Hmmmm, got any excuses left?

Published on: Friday, July 26th, 2013

Event High Jacking

This week a pro-gun group informed the media and area law enforcement that its members would be out in force at community events organized by another organization, pushing the limits of the state carry laws (See http://www.startribune.com/local/minneapolis/212085201.html ). 

This is a classic guerrilla marketing and communication tactic – to co-opt the activities or space of others, without permission, to carry out some level of promotion for your own agenda.  Of course, there are degrees of this behavior. It is certainly common, and potentially legal, for a marketer to appear on a public walkway offering product samples. The co-opting begins when that walkway is adjacent or central to a public event, such as the Uptown Art Fair or neighborhood gathering as noted in the article above. When done unobtrusively, such activity is effectively harmless.

On the other end of that spectrum, for a guerrilla group to invade another’s event with the intention of overshadowing the efforts of the actual organizers represents unfair play. Plus, in cases such as the one cited, the invasion has real potential to escalate tensions and impact safety. Since the interlopers have not participated in arranging the event, how can they know whether their activities present real danger or not? They can’t.

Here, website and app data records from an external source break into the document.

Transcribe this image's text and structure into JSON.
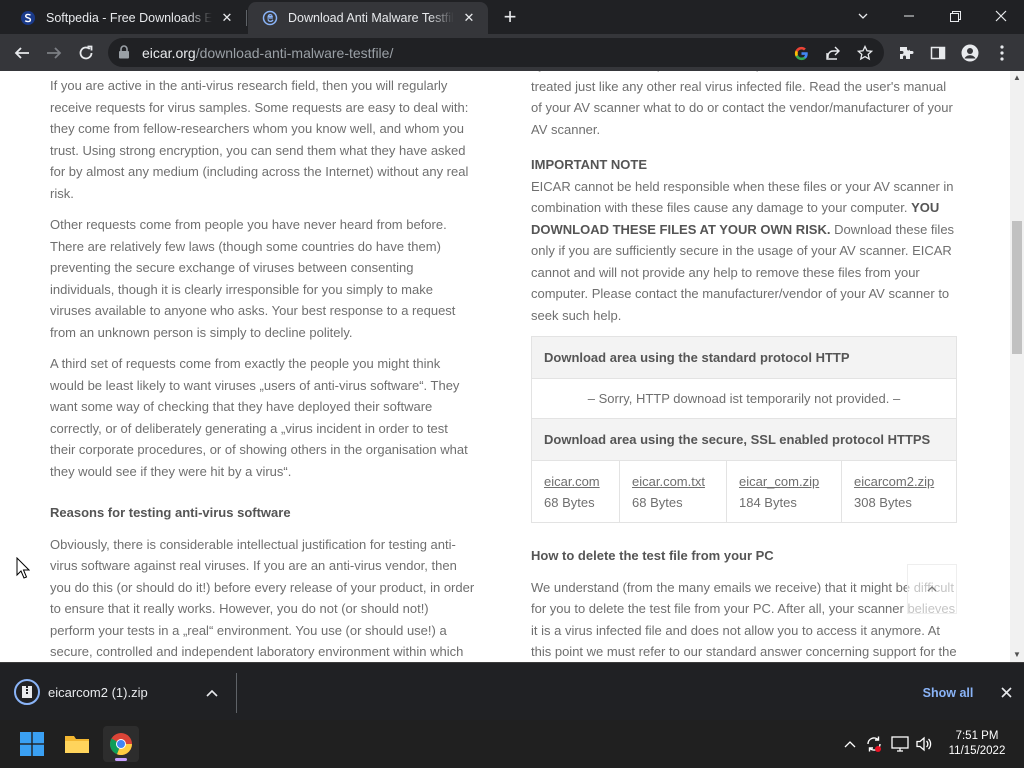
{
  "browser": {
    "tabs": [
      {
        "title": "Softpedia - Free Downloads Encyclopedia",
        "active": false
      },
      {
        "title": "Download Anti Malware Testfile - EICAR",
        "active": true
      }
    ],
    "url_host": "eicar.org",
    "url_path": "/download-anti-malware-testfile/"
  },
  "left_column": {
    "paragraphs": [
      "If you are active in the anti-virus research field, then you will regularly receive requests for virus samples. Some requests are easy to deal with: they come from fellow-researchers whom you know well, and whom you trust. Using strong encryption, you can send them what they have asked for by almost any medium (including across the Internet) without any real risk.",
      "Other requests come from people you have never heard from before. There are relatively few laws (though some countries do have them) preventing the secure exchange of viruses between consenting individuals, though it is clearly irresponsible for you simply to make viruses available to anyone who asks. Your best response to a request from an unknown person is simply to decline politely.",
      "A third set of requests come from exactly the people you might think would be least likely to want viruses „users of anti-virus software“. They want some way of checking that they have deployed their software correctly, or of deliberately generating a „virus incident in order to test their corporate procedures, or of showing others in the organisation what they would see if they were hit by a virus“."
    ],
    "heading": "Reasons for testing anti-virus software",
    "last_paragraph": "Obviously, there is considerable intellectual justification for testing anti-virus software against real viruses. If you are an anti-virus vendor, then you do this (or should do it!) before every release of your product, in order to ensure that it really works. However, you do not (or should not!) perform your tests in a „real“ environment. You use (or should use!) a secure, controlled and independent laboratory environment within which"
  },
  "right_column": {
    "intro": "by the scanner which puts the file into quarantaine. The test file will be treated just like any other real virus infected file. Read the user's manual of your AV scanner what to do or contact the vendor/manufacturer of your AV scanner.",
    "important_heading": "IMPORTANT NOTE",
    "important_text_1": "EICAR cannot be held responsible when these files or your AV scanner in combination with these files cause any damage to your computer.",
    "important_strong": "YOU DOWNLOAD THESE FILES AT YOUR OWN RISK.",
    "important_text_2": " Download these files only if you are sufficiently secure in the usage of your AV scanner. EICAR cannot and will not provide any help to remove these files from your computer. Please contact the manufacturer/vendor of your AV scanner to seek such help.",
    "http_heading": "Download area using the standard protocol HTTP",
    "http_message": "– Sorry, HTTP downoad ist temporarily not provided. –",
    "https_heading": "Download area using the secure, SSL enabled protocol HTTPS",
    "files": [
      {
        "name": "eicar.com",
        "size": "68 Bytes"
      },
      {
        "name": "eicar.com.txt",
        "size": "68 Bytes"
      },
      {
        "name": "eicar_com.zip",
        "size": "184 Bytes"
      },
      {
        "name": "eicarcom2.zip",
        "size": "308 Bytes"
      }
    ],
    "how_heading": "How to delete the test file from your PC",
    "how_text": "We understand (from the many emails we receive) that it might be difficult for you to delete the test file from your PC. After all, your scanner believes it is a virus infected file and does not allow you to access it anymore. At this point we must refer to our standard answer concerning support for the"
  },
  "download_shelf": {
    "filename": "eicarcom2 (1).zip",
    "show_all_label": "Show all"
  },
  "taskbar": {
    "time": "7:51 PM",
    "date": "11/15/2022"
  },
  "colors": {
    "browser_dark": "#202124",
    "toolbar": "#35363a",
    "link_blue": "#8ab4f8",
    "body_text": "#6f6f6f"
  }
}
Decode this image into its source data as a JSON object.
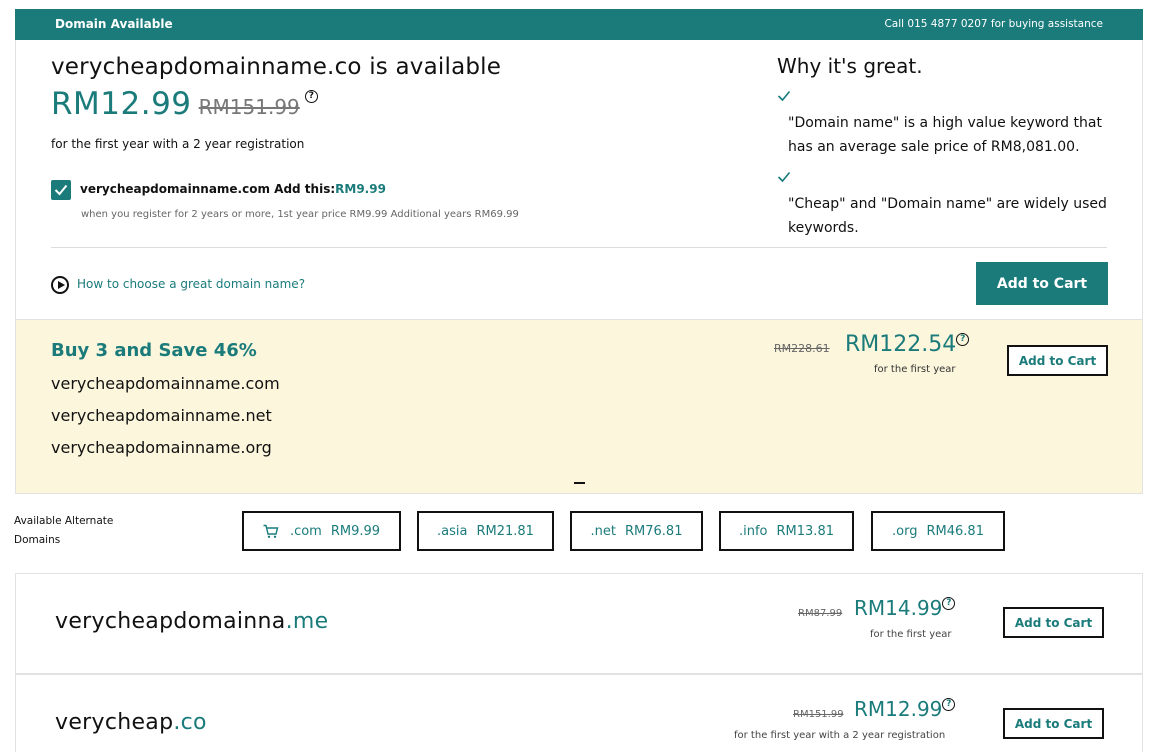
{
  "header": {
    "title": "Domain Available",
    "assist": "Call 015 4877 0207 for buying assistance"
  },
  "main": {
    "headline": "verycheapdomainname.co is available",
    "price": "RM12.99",
    "old_price": "RM151.99",
    "term_note": "for the first year with a 2 year registration",
    "addon": {
      "checked": true,
      "label": "verycheapdomainname.com Add this:",
      "price": "RM9.99",
      "note": "when you register for 2 years or more, 1st year price RM9.99 Additional years RM69.99"
    },
    "why": {
      "title": "Why it's great.",
      "items": [
        "\"Domain name\" is a high value keyword that has an average sale price of RM8,081.00.",
        "\"Cheap\" and \"Domain name\" are widely used keywords."
      ]
    },
    "howto_link": "How to choose a great domain name?",
    "add_to_cart": "Add to Cart"
  },
  "bundle": {
    "title": "Buy 3 and Save 46%",
    "domains": [
      "verycheapdomainname.com",
      "verycheapdomainname.net",
      "verycheapdomainname.org"
    ],
    "old_price": "RM228.61",
    "price": "RM122.54",
    "term": "for the first year",
    "add_to_cart": "Add to Cart"
  },
  "alternates": {
    "label": "Available Alternate Domains",
    "chips": [
      {
        "tld": ".com",
        "price": "RM9.99",
        "icon": "cart-icon"
      },
      {
        "tld": ".asia",
        "price": "RM21.81"
      },
      {
        "tld": ".net",
        "price": "RM76.81"
      },
      {
        "tld": ".info",
        "price": "RM13.81"
      },
      {
        "tld": ".org",
        "price": "RM46.81"
      }
    ]
  },
  "suggestions": [
    {
      "base": "verycheapdomainna",
      "tld": ".me",
      "old_price": "RM87.99",
      "price": "RM14.99",
      "term": "for the first year",
      "add_to_cart": "Add to Cart"
    },
    {
      "base": "verycheap",
      "tld": ".co",
      "old_price": "RM151.99",
      "price": "RM12.99",
      "term": "for the first year with a 2 year registration",
      "add_to_cart": "Add to Cart"
    }
  ],
  "colors": {
    "brand": "#1b7b7b",
    "bundle_bg": "#fbf6dc"
  }
}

In this case, the group has already successfully generated increased visibility for the cause, but not without costs. Before I could finish this blog things evolved, with the group rescinding its intention to party crash.  Their plan seemed an easy path to getting attention, but when one’s actions are inflammatory, the party holding the matches often gets burned.

While the event organizers may not have been receptive to partnering with the gun group, and it would have taken significant effort and time to develop a mutually beneficial arrangement, the outcome would have been better for both organizations. 

So, while it may be easier and cheaper to ask forgiveness rather than get permission, don’t forget to weigh the costs of cleaning up any mess you may create in the process.

Published on: Monday, June 24th, 2013